Qualitative Research Pathways
The NHS Five Year Forward View sets the target that “by 2020, all care records will be digital, real-time and interoperable,” predicated on the belief that by combining and sharing key patient and service use data, health services can provide more timely, rational and integrated care. However, the anticipated benefits of health information technology (HIT) remain largely unproven, with the mechanisms by which health systems can realise the gains yet to be fully described. To allow the potential benefits of HIT to be better visualised, we conducted a qualitative study exploring views of NHS clinical staff on the impact of current HIT in the context of unscheduled hospital care and follow-up for three different chronic ambulatory care sensitive conditions; chronic obstructive pulmonary disease (COPD), epilepsy, and alcohol dependency.

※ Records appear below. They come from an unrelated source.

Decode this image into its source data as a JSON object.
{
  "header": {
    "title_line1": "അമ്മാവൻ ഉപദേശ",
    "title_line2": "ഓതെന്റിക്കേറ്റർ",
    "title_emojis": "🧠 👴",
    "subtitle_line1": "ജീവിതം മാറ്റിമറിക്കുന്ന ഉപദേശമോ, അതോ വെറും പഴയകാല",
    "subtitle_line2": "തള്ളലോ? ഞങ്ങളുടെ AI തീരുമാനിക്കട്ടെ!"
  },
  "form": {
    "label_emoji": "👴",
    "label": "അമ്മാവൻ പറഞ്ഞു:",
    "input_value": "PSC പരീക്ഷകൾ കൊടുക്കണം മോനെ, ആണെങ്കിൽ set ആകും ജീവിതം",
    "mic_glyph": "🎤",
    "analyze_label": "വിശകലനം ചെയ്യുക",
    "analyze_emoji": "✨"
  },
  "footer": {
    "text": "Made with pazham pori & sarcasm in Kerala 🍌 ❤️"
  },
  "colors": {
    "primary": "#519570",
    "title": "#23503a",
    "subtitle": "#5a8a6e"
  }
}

The study was conducted primarily within four NHS acute trusts in the North West Coast region of England; two of which used mainly hand-written case notes supported by various HIT packages, while the other two used mainly digital health records within an integrated HIT package. Semi-structured interviews were conducted with 33 clinicians within the ambulance service, A&E units, medical assessment wards, outpatient clinics, specialist nursing services, Regional Neuroscience Centres and GP practices.
Participants at sites with primarily hand-written case notes and poorly integrated HIT packages expressed frustration at what they saw as unnecessary time spent searching for internal information, logging in and out of different HIT packages, and recording the same information on multiple systems. Occasionally, information could not be found when needed, or was illegible, potentially impacting on patient care. In contrast, participants at sites with integrated digital health records were happier with the way the systems functioned internally. Participants at all sites described problems in obtaining timely access to parts of the patient health record held by other organisations. This included unnecessary time spent requesting and providing information, duplication of diagnostic tests, negative impacts on patient care, and missed opportunities to intervene to improve health. Examples of impacts on patients included:

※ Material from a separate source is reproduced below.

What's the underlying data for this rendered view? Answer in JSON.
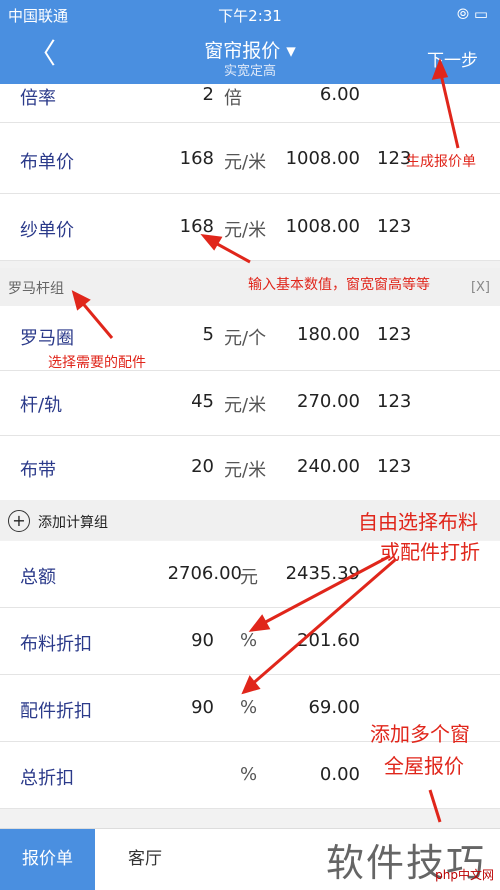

People with exacerbations of COPD being inappropriately treated with high-flow oxygen, worsening their condition
People with alcohol-related liver diseased being admitted to hospital on the basis of a single blood test when access to previous results would have shown that the condition was stable
Discussions about end of life or ceilings of care being had more than once, or inappropriate treatment given because this information is not available
People with multiple alcohol-related A&E attendances across different hospitals not identified and therefore not targeted for intervention
Participants at two sites had limited direct access to GP summaries, which they described as very useful, especially in A&E. Referral processes between providers varied widely and were often described as time-consuming, potentially unreliable, and ineffective in optimising the information transferred. The processes viewed as most efficient and effective used a structured form sent via a digital link directly from the patient record system and were available only to specific services within sites that used mainly digitised health records.
Our findings confirm that within a hospital, introducing fully digitised health records and wellintegrated HIT can have positive impacts on health service quality and staff satisfaction. These capabilities also appear to be the foundation on which a more connected, integrated health system can be created. However, effective communication and data-sharing across organisations remains a major challenge even in the presence of the necessary digital technology, and it will take time to identify priorities, forge agreements between providers, design systems and processes, and overcome continuing problems with interoperability.